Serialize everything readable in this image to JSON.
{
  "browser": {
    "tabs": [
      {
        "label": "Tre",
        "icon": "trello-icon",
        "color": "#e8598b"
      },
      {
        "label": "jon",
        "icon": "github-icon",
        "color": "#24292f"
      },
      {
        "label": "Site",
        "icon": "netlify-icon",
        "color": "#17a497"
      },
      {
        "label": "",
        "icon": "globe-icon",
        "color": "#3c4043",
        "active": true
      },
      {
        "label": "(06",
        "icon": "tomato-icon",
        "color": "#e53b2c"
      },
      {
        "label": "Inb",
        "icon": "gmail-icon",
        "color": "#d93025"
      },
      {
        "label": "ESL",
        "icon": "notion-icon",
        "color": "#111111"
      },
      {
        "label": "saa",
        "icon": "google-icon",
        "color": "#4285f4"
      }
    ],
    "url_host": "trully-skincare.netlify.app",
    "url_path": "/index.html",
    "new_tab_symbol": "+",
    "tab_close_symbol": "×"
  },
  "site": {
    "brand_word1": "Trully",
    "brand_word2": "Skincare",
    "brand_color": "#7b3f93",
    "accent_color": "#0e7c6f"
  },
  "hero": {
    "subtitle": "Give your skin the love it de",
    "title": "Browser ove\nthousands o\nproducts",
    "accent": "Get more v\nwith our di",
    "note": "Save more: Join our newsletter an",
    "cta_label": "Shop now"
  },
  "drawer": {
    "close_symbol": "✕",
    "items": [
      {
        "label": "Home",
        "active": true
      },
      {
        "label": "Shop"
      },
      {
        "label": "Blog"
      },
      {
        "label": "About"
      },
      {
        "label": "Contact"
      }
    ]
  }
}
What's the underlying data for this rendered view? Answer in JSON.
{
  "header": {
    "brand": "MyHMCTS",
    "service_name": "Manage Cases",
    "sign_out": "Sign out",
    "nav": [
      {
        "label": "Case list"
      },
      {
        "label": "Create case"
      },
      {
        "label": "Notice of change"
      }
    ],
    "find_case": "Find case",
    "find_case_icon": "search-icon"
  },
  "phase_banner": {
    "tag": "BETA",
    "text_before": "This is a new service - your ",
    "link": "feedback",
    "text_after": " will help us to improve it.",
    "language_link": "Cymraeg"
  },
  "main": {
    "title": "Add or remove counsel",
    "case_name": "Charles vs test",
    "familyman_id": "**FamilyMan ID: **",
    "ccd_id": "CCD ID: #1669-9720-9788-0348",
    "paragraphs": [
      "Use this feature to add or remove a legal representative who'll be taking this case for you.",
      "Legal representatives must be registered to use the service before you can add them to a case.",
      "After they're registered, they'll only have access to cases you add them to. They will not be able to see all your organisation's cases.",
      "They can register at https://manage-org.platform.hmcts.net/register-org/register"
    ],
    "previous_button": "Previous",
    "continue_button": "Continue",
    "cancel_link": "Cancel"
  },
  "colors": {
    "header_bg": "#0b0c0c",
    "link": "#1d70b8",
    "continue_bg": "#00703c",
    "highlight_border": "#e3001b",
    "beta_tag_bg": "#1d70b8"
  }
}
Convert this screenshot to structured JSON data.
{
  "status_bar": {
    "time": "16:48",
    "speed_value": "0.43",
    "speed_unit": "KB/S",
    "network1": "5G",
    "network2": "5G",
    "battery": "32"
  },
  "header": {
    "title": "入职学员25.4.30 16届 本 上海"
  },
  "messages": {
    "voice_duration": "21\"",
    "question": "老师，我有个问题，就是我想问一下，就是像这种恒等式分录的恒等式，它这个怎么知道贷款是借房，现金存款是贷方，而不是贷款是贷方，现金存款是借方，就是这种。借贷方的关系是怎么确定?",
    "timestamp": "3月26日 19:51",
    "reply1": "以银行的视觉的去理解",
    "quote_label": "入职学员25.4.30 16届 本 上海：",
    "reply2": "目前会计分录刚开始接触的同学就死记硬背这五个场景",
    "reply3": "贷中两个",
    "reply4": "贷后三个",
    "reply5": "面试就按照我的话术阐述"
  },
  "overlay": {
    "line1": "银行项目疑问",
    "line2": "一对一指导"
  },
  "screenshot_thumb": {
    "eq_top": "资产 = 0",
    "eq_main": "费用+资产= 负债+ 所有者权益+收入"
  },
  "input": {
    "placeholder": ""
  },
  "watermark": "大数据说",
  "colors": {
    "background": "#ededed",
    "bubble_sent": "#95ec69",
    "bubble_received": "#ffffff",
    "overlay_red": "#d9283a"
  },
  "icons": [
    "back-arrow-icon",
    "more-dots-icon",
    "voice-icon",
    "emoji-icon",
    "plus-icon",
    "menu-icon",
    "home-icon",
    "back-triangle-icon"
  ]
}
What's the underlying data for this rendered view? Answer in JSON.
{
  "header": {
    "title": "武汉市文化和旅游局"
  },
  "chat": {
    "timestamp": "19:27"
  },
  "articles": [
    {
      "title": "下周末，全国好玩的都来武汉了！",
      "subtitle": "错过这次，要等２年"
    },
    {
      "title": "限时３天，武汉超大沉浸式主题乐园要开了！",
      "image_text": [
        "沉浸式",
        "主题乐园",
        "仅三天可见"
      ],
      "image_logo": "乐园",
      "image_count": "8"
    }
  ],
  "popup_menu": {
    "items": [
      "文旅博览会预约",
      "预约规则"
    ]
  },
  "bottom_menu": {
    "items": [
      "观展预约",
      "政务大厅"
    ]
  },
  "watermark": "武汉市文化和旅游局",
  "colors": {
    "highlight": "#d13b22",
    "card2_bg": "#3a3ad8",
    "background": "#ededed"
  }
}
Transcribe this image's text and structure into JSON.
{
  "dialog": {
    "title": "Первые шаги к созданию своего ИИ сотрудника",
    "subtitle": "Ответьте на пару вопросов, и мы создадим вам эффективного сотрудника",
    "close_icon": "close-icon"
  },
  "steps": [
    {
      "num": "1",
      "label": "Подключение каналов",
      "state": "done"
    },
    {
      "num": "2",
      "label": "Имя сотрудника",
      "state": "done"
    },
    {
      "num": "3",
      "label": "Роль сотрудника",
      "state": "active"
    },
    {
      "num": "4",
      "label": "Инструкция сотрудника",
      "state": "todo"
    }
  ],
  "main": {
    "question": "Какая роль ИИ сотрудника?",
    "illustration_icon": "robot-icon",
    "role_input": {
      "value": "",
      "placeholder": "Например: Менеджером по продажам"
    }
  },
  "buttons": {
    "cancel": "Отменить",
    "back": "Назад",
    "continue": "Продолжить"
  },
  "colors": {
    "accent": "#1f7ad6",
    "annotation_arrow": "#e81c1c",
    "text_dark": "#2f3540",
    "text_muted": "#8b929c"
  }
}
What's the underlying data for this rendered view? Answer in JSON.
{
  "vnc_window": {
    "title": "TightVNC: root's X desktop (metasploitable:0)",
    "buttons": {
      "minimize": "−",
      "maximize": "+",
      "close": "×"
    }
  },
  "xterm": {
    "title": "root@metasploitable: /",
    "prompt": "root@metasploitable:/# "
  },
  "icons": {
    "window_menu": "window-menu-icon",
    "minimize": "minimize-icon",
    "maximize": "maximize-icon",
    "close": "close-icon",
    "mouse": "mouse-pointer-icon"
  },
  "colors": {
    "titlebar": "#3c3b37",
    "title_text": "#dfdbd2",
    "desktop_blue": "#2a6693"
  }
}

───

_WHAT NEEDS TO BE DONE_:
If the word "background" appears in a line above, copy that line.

_WRITTEN SOLUTION_:
    "background": "#ededed",
    "background": "#ededed"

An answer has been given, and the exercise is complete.